This is an OOP rocket from MPC who was selling model rockets back in the 1960s and 70s. I won it on eBay for under $13.00 with shipping. I saw there were some reviews of the MPC kits and thought it would be interesting to some to see this model reviewed! I was launching rockets back then but never know there was a company other than Estes and Centuri selling them till I saw them on eBay. This is a single stage rocket using a 12" plastic parachute for recovery.
There were four pages of assembly instructions with illustrations and a parts list with pictures. The body tube is the same diameter as a BT-20 and is in two lengths. The longest tube is about 12 3/4" and the smaller one, which is used as a payload section, is 4". The nose cone is plastic and there is a four fin plastic unit. There is a thin metal hook for engine retention. The shock cord attachment method was rather bad so I used the old Estes 3 fold paper in the tube way of doing it. The kit's method was using a strip of cardboard to tie the cord to then gluing in the tube. There was no way I could see that the parachute would eject without ripping by doing it the way in the instructions!
The method of the engine mount was different than I have seen. There is a small length of heavy cardboard tube 1.175" in length that is glued in to the top of the plastic fin unit with a small section sticking out to be glued to the longer of the two body tubes. You install a motor block and the metal hook here. What I found strange was that the engine sticks out of the fin unit over 1/2". This is standard assembly but for one real big "gotcha": you must glue a plastic coupler into the 4" length of body tube, which also happens to be where you tie the parachute and shock cord. Well they just say glue it in but don't tell you or show that it has to stick out half way to mate to the lower tube. Fortunately, I pulled it out before the glued dried! I wonder how many young rocketeers messed up this step back then? As I said before, the method of shock cord attachment was not the best. If you ever build one of these, use the Estes way and it will work better! The included shock cord is round. I used some new 1/8" cord I had since the round was too thick for the small body tube and was in bad shape because of age. It took me one night to build the kit. I think it could have been done better back then. The PROs are quick assembly and the parts were OK.
With plastic fins and nose cone, the prep work was fast. I painted the payload section red and the main body tube white. I used my standby paint, Rustoleum enamel I get at Home Depot. The kit included full color waterslide decals. I scanned the decals, got some inkjet decal paper, and made my own since the decals had very fine cracks from age. With the decals, it made for a rather sharp looking rocket! No CONs in the finishing dept.
Construction Rating: 3 out of 5
I used some Estes recover wadding and used a 1/2A6-2 for the first flight. The engines listed were a MPC number that don't exist anymore!

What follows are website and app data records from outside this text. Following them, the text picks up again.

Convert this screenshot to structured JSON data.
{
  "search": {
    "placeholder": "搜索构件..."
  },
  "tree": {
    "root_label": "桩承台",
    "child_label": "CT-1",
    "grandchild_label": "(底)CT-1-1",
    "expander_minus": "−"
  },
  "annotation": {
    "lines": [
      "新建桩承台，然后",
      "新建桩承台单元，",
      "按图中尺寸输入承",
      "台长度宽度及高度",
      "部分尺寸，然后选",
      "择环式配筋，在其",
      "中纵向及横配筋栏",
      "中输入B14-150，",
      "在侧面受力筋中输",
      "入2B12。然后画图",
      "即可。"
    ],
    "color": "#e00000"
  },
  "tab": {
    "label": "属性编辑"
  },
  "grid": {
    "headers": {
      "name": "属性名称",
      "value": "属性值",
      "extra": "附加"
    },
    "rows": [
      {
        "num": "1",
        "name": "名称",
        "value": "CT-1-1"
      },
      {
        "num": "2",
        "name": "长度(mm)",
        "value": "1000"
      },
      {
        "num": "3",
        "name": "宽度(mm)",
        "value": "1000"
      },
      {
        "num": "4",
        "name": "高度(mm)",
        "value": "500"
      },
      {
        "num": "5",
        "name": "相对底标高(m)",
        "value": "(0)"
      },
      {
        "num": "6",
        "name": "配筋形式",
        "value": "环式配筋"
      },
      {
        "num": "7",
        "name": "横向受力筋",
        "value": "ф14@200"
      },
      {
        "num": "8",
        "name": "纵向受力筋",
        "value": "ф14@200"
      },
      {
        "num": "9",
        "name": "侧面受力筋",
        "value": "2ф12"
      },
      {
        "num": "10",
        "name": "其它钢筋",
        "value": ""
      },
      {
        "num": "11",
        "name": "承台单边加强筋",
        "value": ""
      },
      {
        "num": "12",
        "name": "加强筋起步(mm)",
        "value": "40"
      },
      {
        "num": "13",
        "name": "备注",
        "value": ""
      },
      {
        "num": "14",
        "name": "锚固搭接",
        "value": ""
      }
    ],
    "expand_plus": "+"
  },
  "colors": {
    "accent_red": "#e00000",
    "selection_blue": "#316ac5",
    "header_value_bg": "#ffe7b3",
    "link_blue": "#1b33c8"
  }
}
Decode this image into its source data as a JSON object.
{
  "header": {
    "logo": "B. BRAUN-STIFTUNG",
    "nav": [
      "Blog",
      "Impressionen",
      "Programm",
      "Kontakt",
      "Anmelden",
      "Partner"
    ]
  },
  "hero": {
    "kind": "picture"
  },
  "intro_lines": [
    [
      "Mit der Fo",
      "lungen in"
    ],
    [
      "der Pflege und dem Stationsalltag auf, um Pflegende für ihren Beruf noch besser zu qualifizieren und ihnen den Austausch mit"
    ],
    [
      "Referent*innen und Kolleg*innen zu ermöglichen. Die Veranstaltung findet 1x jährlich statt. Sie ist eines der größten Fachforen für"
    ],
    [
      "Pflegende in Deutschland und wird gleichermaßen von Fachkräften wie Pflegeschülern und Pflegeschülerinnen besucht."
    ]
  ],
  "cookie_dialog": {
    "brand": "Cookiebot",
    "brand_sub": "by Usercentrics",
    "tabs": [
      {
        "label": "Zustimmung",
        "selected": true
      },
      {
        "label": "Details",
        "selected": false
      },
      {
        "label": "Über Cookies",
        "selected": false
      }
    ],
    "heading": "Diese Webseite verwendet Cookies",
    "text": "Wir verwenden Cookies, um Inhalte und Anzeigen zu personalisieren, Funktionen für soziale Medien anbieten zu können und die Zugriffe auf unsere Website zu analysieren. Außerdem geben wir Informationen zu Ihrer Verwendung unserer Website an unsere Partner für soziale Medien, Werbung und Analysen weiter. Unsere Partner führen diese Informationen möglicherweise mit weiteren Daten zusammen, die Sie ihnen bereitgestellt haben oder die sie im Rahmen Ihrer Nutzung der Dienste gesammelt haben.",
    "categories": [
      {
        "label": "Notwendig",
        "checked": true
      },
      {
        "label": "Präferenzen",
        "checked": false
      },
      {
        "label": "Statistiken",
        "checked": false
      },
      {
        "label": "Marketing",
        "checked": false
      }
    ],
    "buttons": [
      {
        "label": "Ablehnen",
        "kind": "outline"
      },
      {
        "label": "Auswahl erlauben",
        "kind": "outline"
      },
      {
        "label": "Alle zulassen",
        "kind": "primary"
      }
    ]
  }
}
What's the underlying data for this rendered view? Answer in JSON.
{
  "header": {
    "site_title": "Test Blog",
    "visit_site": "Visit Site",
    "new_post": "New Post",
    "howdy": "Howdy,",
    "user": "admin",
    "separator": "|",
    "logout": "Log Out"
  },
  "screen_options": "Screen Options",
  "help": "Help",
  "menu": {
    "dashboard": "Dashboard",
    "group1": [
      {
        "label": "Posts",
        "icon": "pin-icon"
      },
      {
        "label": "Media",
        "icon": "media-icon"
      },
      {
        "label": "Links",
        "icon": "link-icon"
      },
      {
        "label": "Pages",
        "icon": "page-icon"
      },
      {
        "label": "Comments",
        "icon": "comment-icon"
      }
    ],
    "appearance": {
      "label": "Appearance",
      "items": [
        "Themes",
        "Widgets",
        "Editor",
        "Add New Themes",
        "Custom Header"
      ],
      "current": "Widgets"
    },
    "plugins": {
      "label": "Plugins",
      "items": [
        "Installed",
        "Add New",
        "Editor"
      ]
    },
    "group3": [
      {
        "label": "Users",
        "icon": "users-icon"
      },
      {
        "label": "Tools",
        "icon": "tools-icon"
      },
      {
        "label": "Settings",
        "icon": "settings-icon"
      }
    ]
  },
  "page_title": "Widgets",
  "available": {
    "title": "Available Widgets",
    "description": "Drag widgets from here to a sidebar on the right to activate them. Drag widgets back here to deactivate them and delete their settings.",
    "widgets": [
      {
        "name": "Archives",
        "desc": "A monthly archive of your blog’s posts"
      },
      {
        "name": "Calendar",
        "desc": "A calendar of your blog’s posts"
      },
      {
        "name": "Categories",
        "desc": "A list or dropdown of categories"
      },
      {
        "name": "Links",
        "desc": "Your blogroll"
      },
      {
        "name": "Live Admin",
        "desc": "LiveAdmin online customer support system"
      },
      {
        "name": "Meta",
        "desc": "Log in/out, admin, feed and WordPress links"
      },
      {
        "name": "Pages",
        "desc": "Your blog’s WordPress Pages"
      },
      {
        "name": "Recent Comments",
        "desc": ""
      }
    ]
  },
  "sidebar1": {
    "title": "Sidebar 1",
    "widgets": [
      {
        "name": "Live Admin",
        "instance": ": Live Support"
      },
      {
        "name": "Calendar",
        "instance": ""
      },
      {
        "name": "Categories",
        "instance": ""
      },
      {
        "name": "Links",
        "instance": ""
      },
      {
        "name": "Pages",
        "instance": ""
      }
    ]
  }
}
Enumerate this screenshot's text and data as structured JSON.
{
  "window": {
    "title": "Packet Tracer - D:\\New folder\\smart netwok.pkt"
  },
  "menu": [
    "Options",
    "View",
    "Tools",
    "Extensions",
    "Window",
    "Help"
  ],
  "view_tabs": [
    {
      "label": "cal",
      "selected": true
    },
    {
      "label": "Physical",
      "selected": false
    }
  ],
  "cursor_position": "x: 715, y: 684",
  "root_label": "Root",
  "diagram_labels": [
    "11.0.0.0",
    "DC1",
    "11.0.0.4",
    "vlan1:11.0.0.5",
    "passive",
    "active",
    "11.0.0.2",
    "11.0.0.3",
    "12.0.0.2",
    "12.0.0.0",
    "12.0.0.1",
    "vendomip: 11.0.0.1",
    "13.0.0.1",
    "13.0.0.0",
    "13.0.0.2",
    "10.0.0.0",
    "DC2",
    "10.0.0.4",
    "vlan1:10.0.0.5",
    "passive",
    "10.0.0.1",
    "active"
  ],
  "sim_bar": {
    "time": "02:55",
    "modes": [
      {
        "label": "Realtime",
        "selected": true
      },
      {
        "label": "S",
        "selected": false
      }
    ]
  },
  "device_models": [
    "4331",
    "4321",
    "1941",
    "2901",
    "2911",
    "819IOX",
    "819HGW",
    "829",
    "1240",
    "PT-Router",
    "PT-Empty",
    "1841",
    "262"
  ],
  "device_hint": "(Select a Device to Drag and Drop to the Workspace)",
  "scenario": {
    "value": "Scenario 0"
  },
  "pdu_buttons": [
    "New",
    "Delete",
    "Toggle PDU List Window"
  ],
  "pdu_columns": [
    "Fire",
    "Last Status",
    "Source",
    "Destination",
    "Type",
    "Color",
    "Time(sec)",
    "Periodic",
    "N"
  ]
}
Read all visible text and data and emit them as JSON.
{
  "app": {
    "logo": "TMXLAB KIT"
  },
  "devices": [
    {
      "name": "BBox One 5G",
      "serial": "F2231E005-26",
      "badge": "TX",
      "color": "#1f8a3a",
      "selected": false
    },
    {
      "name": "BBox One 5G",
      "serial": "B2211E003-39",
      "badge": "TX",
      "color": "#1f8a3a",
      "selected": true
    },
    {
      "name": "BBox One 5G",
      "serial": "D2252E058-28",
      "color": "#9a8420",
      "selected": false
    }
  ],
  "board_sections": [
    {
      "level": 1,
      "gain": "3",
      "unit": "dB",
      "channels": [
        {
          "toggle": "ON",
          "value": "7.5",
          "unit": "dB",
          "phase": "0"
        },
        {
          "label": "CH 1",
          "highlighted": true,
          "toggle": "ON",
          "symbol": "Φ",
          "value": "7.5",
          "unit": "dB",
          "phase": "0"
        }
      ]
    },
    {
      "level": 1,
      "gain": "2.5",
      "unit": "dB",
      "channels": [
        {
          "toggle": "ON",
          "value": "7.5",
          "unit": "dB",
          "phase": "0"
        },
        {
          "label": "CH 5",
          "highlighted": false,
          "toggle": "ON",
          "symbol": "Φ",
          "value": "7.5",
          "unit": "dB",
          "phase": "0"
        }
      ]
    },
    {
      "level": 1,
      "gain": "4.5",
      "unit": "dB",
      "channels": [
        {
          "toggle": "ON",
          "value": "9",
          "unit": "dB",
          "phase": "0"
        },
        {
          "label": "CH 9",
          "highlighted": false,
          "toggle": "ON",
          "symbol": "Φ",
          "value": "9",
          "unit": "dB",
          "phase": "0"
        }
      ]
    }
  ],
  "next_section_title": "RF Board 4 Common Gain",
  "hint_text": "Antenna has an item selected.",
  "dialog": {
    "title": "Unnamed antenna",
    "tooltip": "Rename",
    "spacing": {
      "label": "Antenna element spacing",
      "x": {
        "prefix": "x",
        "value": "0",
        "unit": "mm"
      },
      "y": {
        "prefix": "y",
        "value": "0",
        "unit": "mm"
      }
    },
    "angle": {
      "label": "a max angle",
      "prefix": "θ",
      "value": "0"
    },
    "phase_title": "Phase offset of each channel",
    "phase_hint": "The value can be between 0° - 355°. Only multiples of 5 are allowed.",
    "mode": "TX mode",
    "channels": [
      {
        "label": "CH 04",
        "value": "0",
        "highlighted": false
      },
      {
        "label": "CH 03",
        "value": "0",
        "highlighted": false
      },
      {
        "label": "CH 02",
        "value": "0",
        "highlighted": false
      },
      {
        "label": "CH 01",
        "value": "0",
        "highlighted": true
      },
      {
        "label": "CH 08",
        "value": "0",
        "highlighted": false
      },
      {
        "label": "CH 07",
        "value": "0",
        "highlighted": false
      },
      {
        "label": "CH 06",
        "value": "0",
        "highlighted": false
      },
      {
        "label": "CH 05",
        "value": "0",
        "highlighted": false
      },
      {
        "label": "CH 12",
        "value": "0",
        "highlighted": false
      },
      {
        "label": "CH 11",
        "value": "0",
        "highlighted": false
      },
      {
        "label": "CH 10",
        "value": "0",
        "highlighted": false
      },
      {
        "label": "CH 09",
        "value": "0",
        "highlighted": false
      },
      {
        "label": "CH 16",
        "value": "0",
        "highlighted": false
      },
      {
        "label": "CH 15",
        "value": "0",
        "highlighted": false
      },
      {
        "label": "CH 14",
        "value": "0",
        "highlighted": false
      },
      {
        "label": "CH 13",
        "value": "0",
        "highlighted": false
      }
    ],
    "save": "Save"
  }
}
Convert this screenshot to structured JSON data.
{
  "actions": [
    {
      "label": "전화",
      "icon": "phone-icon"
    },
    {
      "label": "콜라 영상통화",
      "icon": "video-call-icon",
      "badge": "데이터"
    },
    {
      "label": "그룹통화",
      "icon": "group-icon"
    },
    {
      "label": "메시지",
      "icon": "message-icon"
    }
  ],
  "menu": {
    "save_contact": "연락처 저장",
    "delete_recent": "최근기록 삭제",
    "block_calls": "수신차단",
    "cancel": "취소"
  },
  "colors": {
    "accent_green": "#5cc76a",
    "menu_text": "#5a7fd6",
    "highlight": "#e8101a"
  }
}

The first flight was not very high, but the rocket went up straight and the chute came out fine with a good recovery next to the pad. I then used an Estes A8-3. This flight pushed it much higher and again recovery was fine. There was no wind, so the last launch with this rocket was with a C6-5. This engine shot it way up there! Just a speck up in the hazy sky. None of us saw where the parachute opened up--in fact we all lost it in the sky. We looked and looked and did not find it. Well, not at the time we launched it anyway. When a friend's rocket came down over a small hill by the farm we sometimes launch at, he found the rocket in a low branch on one of the few trees there! We got it down and the rocket was in fine shape although the parachute was shot! All the flights were fine even though I was wondering with the way the engine was out of the body tube if it would mess up the flight path. I would have to say there were no CONs to the flights I had with it though I would never use anything bigger than a B in it!
Flight Rating: 5 out of 5
It was fun building a kit I never even knew about when I was a kid the first time around building and flying model rockets. The kit could have had a little better instructions but I did have some fun with it. Back then it would have been nice to know about MPC rockets but I always ordered my rocketry items mail order from the big two. I never went in a hobby shop to look at kits... I was happy my dad would pay for a small $10.00 order once in a while back then! $10.00 sure got you lots of rocketry stuff in the 1960s and early 70s!
Overall Rating: 3 out of 5